furuike ya...kawazu tobikomu...mizu no oto
a frog-leap into
Matsuo Basho (1644-1694)
Translation version by DW Bender
Our (awesome) youngest grandson, who is in Middle School, has a new science homework project. He must blog what he's learned each day in science class. Currently the class is studying the inhabitants of a nearby pond: algae, amoebas, leeches and dragonfly larvae. His teacher even made a video of the field trip.
Mike was born with the gift of natural wit. Since he learned to talk, which was, developmentally, a bit late due to temporary hearing losses from constant ear infections, he's come up with hilarious, unexpected and perfectly timed quips. While his hearing was impaired, doubtless he was listening intensely in order to make sense of the world and his favorite cartoon shows. He's also extraordinarily smart; recent national testing put him in the top 2%, of his school peers.
the spring rain...
chalk equations washed
haiku by DW Bender, 2002
Nightingale, June 2002 (revised 2008)
His mother, our daughter, is also funny, rather sarcastically so; a future "Maxine" in the making. Almighty Heidi assisted ScienceBoy in premiering his newborn blog. The first version of the homework-site was a creative hoot. And that's not just grand-maternal baby-book pride speaking. Both grandson and his mother are truly funny, unlike me, who loves to be inanely silly, but being more introspective, am not exactly a comic wit (and not even a brag-book holding grandma.)
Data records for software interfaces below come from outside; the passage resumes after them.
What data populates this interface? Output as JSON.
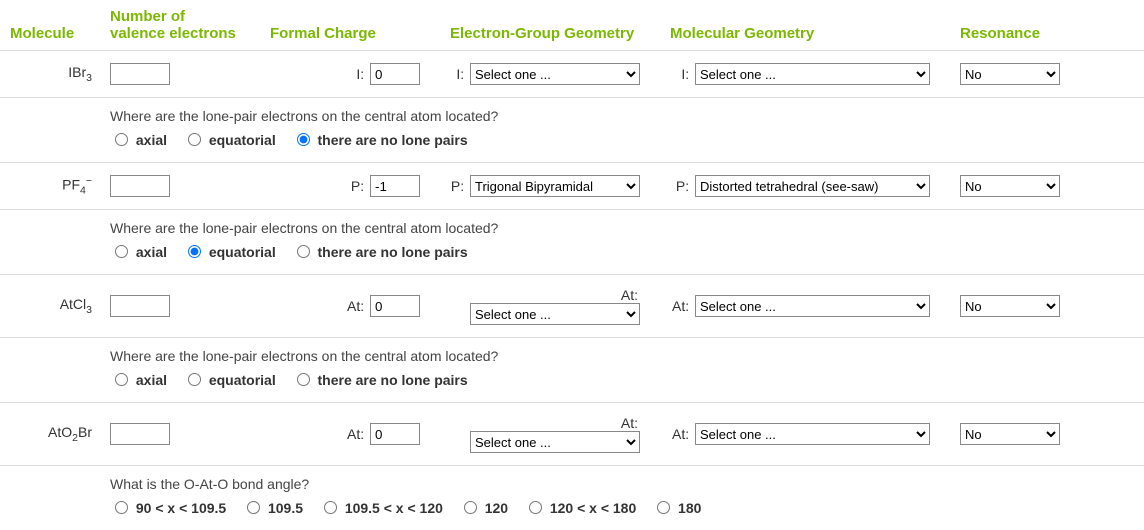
{
  "headers": {
    "molecule": "Molecule",
    "valence": "Number of\nvalence electrons",
    "formal": "Formal Charge",
    "egg": "Electron-Group Geometry",
    "mg": "Molecular Geometry",
    "res": "Resonance"
  },
  "select_placeholder": "Select one ...",
  "res_no": "No",
  "lonepair_question": "Where are the lone-pair electrons on the central atom located?",
  "lonepair_opts": {
    "axial": "axial",
    "equatorial": "equatorial",
    "none": "there are no lone pairs"
  },
  "bondangle_question": "What is the O-At-O bond angle?",
  "bondangle_opts": {
    "a": "90 < x < 109.5",
    "b": "109.5",
    "c": "109.5 < x < 120",
    "d": "120",
    "e": "120 < x < 180",
    "f": "180"
  },
  "rows": {
    "r1": {
      "atom": "I",
      "fc": "0",
      "egg_val": "Select one ...",
      "mg_val": "Select one ...",
      "res": "No"
    },
    "r2": {
      "atom": "P",
      "fc": "-1",
      "egg_val": "Trigonal Bipyramidal",
      "mg_val": "Distorted tetrahedral (see-saw)",
      "res": "No"
    },
    "r3": {
      "atom": "At",
      "fc": "0",
      "egg_val": "Select one ...",
      "mg_val": "Select one ...",
      "res": "No"
    },
    "r4": {
      "atom": "At",
      "fc": "0",
      "egg_val": "Select one ...",
      "mg_val": "Select one ...",
      "res": "No"
    }
  }
}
His teacher wasn't amused, however, probably due to frustration with the genius's failing grades. This, due to his persistent and inherent 12-year long insidious streak of utter lazy-boned-ness. Science is his favorite class, led by his favorite teacher nonetheless. So, wisely deferring to his teacher, our duly chastened student changed the name of his blog from "I Hate Homework" to the more sensible, "Mike's Science Homework", toning down the bloggery humor to a more pablum-esque juvi-scholar mode. Still, I truly wish his teacher would have been more open to ScienceBoy's sharp sense of the comic, especially relating to the homework project. It would give that creative facet of the child further chance to blossom, enhancing his understanding of, and love for science.
the inch of fathomless space
between two stars
haiku by DW Bender
"bottle rockets", Issue 7
& Simply Haiku 1-5, November 2003
Which brings up a point of concern. It grieves me when teachers don't realize, understand or encourage the complementary inter-connectedness of creative gifts to applied learning...and to the enjoyment of learning. Many throw discouragement toward those who might attempt to mingle the two, even if instinctively, as in the case of young students. Although most don't realize this concept, such talents are given not only for enjoyment. In fact, the entertainment factor, while equally valid and important in it's own right, probably developed as a secondary benefit. In the case of the gifted, the derived pleasure might simply be a motivational impetus. After all, we do many things, even things we wouldn't otherwise do, only because we find them pleasurable. I believe the precious creative gifts are, primarily, superior and inimitable learning tools bequeathed by the Creator, who, by sensible deduction, would surely desire us to use them for the good. What brilliant mental leaps can be made by children or adults when the love of music is applied to math, drawing to grammar, poetry to psychology, humor to biology, culinary arts to sociology or any number of combinations. So much potential. So many aborted and unborn bright synaptic fireworks. What unmitigated dulling down of the species! O ye wet rags! What are we thinking? How are we thinking? Are we thinking at all? (Deep, deep, deep grandmotherly sigh. Groaning.)
Brighten up. Take those Omega 3's. Better yet, let's remember how to intuit. Have some chocolate with the fish oil! Yes, Einstein, it isn't rocket science (or perhaps, actually, it is), yet it is as you have spoken: "Imagination is more important than knowledge." Fortunately, Mike's teacher is a person who cares very much about his students, and who is wonderfully talented and creative, himself. He makes learning fun. Even ScienceBoy's mother confesses she'd love to have been a student in his classes. So, there is hope that he'll indulge the wit when the wit gets serious with his grades. And I trust our grandson's love for his class and respect for his teacher will stimulate his left brain clear out of his mismatched right-brained lazy-socks.
shuncho ni...nagaruru mo ari...ya no gotoku
a sprig of algae...on spring tides....
.........shoots by...swift as an arrow
haiku by Sugita Hisajo [1890-1946]
translation version by DW Bender
Meaning lies in meaning's absence. The mist / Is always almost just about to lift. / Nothing is truer. Dear, not even this / Candle can explain its searing twist / Of flame mounted on cool amethyst.—Excerpt from 'Sugar Dada', by J. Allyn Rosser